Search each line below for "screenshot", then return the lines where it appears.

MATERIAL SHOWN below:

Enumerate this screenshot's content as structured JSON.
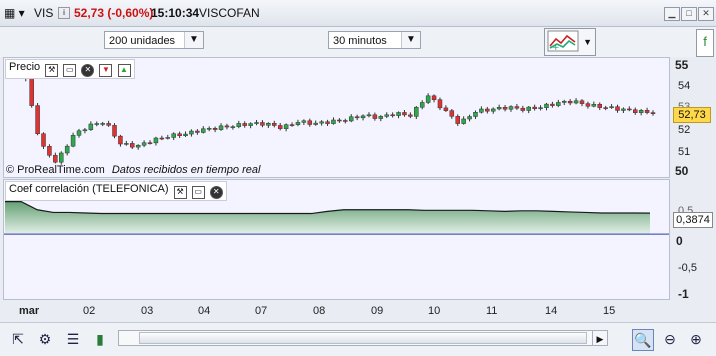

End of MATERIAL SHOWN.
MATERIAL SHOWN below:

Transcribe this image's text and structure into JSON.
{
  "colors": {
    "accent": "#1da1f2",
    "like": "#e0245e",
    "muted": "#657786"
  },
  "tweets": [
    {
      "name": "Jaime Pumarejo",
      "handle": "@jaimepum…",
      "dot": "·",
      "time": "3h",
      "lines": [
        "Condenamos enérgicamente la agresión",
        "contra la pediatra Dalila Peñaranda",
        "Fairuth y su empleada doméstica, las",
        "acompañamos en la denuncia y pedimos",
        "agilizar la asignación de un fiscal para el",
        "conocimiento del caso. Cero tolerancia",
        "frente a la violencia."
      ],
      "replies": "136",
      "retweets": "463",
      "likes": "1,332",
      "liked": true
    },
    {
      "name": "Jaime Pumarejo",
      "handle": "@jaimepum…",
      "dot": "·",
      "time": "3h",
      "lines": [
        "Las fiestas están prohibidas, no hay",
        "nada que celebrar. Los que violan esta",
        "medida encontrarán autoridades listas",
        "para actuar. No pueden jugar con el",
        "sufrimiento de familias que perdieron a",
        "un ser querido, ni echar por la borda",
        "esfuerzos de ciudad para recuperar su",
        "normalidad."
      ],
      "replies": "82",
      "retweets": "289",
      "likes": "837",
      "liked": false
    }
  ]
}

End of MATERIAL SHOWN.
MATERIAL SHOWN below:

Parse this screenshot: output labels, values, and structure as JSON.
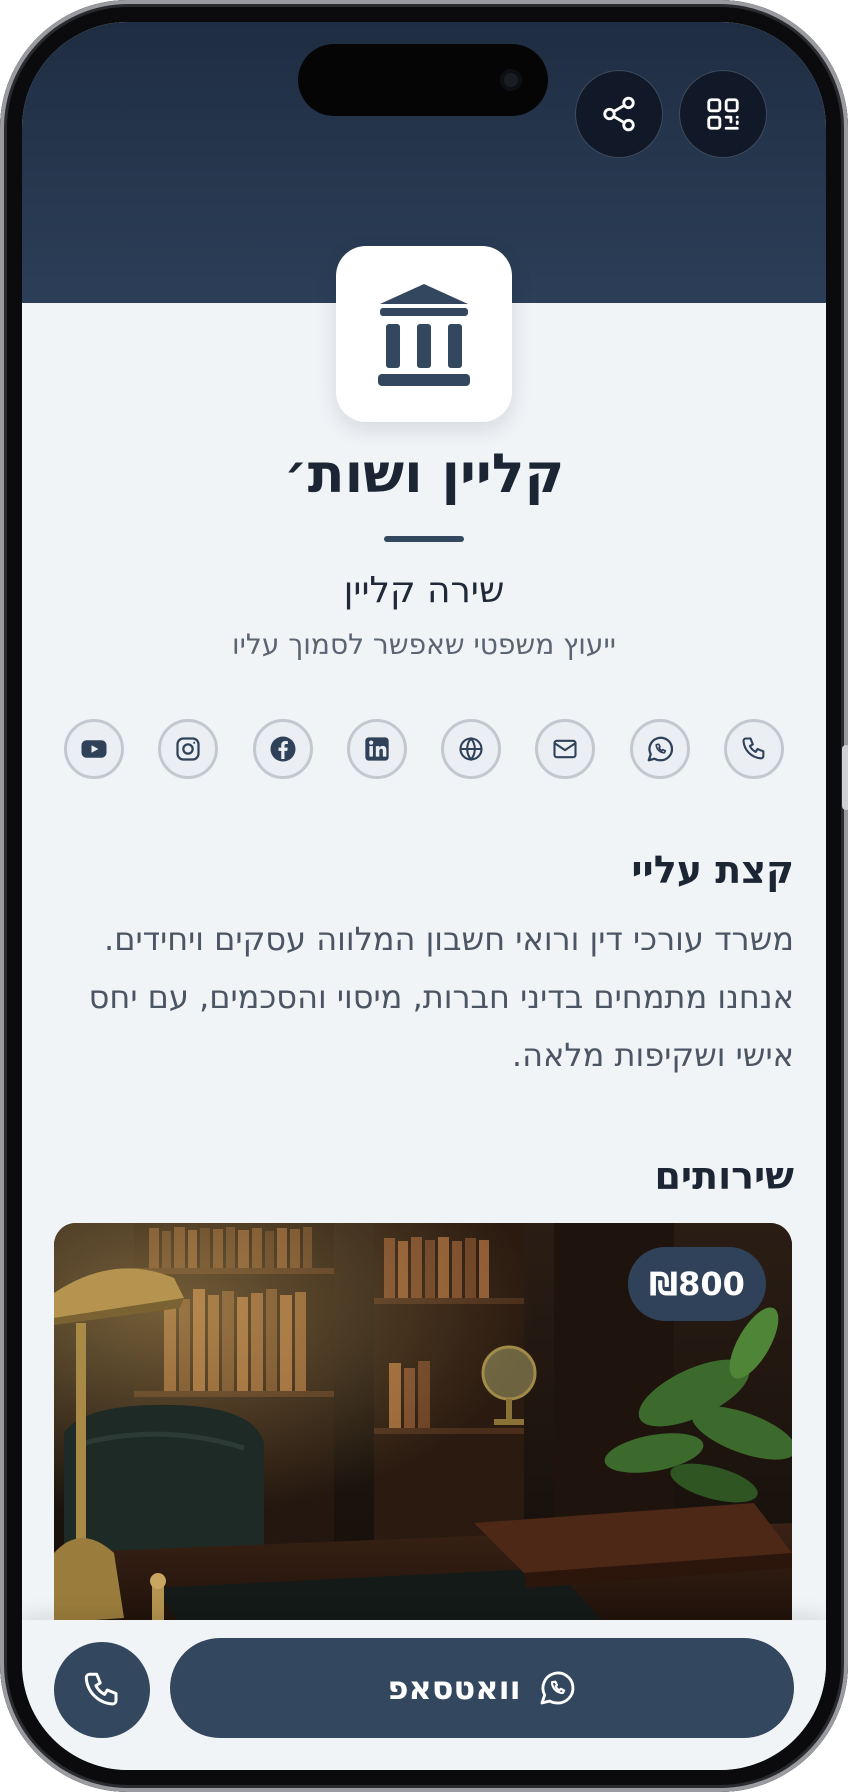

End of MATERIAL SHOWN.

RESPONSE FOR THIS EXERCISE
Enumerate this screenshot's content as structured JSON.
Parse this screenshot: output labels, values, and structure as JSON.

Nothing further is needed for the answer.